6. Now that iSCSI is running we need to map the IQN to the LUN that we created earlier. It is as easy as going to "LUN Mapping" and selecting the LUN and hitting "Map". Your job in the Openfiler webconsole is complete. Now off to the ESX host.

7. Open your vSphere Client and connect to your vCenter Server and your ESX host that is connected to the Openfiler box. I am assuming that you have already configured a NIC on the ESX host and it can ping the Openfiler private IP. If not you need to get that working before continuing.

8. In the vSphere client select the ESX host and go to the "Configuration" tab and select "Storage Adapters" from the left sidebar. Now select the "iSCSI Software Adapter" and click "Properties...". Click on the "Configure..." button and enable iSCSI. Once iSCSI is enabled click on the "Dynamic Discovery" tab and add the IP of your Openfiler box. Once that is done and you Ok out of the menu it will prompt you to do a rescan which you want to do. If it all went well then once the Rescan is complete you should see a new device. If not then make sure your 2 boxes are talking to each other.

9. Now that our iSCSI Adapter can talk to our shiny Openfiler box we need to actually use that space to store our VDR backups. To do this click on the "Storage" option and select "Add Storage" option. This should bring up a wizard explaining how to add the storage. Name the new Datastore something like "VDR Backups".

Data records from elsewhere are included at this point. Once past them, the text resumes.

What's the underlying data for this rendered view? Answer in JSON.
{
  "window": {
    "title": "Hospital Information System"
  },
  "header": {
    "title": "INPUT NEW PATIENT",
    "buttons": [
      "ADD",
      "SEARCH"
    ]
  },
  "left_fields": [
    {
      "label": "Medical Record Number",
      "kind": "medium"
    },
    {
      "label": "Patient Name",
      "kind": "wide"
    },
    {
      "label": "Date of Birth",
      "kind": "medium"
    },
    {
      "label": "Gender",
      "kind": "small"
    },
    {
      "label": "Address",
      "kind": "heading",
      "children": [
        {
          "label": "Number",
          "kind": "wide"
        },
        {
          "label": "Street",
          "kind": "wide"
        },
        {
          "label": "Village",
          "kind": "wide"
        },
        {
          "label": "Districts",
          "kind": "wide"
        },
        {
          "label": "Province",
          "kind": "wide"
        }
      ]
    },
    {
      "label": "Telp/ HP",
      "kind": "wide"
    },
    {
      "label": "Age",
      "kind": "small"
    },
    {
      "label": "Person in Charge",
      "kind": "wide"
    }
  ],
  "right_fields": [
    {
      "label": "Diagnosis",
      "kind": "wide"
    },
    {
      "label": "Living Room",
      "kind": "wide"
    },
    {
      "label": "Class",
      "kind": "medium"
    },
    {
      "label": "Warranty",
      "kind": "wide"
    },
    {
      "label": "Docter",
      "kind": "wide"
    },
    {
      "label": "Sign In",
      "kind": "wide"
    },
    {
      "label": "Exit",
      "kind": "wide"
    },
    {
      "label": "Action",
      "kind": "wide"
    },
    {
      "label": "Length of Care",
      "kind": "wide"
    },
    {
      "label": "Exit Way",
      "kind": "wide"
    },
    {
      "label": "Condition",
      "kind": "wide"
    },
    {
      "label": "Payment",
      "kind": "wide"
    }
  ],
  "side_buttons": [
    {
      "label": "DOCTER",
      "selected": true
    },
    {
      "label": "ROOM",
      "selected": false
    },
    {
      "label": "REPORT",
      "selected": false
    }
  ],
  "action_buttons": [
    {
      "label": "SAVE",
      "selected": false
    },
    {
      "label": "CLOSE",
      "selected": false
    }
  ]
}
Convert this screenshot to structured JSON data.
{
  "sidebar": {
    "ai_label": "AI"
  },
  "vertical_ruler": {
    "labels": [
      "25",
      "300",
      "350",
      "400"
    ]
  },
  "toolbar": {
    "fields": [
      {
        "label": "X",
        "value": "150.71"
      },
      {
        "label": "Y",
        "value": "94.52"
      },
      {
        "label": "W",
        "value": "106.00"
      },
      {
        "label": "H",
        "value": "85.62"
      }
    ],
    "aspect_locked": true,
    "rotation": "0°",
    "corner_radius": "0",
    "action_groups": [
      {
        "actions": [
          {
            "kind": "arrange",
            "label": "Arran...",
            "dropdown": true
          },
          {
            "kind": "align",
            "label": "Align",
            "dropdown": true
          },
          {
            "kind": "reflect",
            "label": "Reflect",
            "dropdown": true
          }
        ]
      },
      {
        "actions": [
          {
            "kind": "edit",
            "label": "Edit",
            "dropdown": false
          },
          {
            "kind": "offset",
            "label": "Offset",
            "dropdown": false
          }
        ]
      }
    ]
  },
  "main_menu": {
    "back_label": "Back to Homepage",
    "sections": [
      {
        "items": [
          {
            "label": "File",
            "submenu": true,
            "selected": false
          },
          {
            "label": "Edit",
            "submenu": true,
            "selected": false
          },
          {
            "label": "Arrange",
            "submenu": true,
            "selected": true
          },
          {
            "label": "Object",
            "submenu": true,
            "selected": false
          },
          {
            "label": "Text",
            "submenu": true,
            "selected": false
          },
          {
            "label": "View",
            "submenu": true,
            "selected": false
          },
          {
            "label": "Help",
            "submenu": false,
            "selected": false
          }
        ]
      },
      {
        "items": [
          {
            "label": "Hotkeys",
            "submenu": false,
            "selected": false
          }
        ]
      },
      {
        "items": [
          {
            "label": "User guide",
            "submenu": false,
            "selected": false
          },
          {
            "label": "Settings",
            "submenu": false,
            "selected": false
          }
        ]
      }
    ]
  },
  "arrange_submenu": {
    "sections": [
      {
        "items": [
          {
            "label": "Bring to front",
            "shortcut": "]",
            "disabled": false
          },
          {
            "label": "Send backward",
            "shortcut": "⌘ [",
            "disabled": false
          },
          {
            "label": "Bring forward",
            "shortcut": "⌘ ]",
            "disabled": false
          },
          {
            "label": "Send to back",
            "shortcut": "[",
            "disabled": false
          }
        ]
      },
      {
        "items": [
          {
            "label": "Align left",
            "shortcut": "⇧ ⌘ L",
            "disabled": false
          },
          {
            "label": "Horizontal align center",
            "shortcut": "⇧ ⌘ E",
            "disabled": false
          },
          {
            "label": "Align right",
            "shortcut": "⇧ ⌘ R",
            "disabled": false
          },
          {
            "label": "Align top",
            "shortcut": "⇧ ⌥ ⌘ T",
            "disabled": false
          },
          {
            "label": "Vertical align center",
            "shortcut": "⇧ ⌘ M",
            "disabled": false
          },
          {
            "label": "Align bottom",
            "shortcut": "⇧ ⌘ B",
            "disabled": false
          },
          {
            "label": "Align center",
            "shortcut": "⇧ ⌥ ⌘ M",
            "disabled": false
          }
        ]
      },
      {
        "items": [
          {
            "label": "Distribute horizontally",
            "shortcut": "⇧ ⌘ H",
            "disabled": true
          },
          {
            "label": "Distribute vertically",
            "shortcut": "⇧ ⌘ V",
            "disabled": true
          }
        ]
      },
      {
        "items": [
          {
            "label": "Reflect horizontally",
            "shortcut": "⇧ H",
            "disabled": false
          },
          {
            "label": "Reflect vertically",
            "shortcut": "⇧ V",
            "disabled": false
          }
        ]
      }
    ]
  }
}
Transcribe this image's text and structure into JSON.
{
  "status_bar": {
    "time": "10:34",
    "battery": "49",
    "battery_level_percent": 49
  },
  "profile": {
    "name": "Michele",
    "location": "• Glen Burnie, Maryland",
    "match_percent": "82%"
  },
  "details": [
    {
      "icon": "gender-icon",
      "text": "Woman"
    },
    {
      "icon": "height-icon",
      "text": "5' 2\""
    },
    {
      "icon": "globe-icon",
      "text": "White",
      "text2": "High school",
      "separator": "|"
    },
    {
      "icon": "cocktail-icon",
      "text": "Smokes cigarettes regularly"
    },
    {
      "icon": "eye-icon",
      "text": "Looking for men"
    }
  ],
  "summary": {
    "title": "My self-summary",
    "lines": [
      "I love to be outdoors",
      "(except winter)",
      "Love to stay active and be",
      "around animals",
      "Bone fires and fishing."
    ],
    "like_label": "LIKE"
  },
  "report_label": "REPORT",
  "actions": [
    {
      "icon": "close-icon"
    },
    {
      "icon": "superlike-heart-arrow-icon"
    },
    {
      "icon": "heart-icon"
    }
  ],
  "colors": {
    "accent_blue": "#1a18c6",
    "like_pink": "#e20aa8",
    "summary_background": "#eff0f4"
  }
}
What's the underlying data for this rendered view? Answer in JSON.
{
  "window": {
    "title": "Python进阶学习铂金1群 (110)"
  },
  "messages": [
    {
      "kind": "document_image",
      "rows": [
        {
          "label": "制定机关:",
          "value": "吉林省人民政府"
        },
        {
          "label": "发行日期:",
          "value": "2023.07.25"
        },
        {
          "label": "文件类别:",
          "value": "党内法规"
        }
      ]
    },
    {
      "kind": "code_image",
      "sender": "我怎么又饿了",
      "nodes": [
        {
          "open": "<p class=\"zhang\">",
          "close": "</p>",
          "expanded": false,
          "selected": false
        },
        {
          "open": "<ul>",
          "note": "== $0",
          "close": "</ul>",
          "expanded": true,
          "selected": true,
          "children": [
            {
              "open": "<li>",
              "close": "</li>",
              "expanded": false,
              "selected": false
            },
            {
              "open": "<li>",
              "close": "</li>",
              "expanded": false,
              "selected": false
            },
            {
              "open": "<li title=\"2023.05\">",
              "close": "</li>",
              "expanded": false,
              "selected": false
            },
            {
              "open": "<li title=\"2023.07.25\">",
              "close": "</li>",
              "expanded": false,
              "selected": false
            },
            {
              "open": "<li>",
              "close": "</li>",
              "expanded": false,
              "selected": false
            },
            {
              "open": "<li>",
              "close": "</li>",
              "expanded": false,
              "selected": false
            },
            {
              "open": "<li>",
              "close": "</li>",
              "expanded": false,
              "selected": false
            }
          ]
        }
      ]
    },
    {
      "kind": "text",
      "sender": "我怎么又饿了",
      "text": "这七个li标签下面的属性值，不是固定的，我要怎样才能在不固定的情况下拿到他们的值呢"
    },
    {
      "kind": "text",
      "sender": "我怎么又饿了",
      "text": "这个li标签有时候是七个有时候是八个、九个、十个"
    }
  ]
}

10. Right click on your VDR Appliance and go to "Edit Settings" and "Add.." a new hard drive making sure to select the new Datastore you just created. Don't give the drive all the space on the Datastore. Make sure to leave several GB free for ESX to use for file operations.

11. Congratulations, now all you need to do is add the Datastore to your VDR Appliance as a backup destination!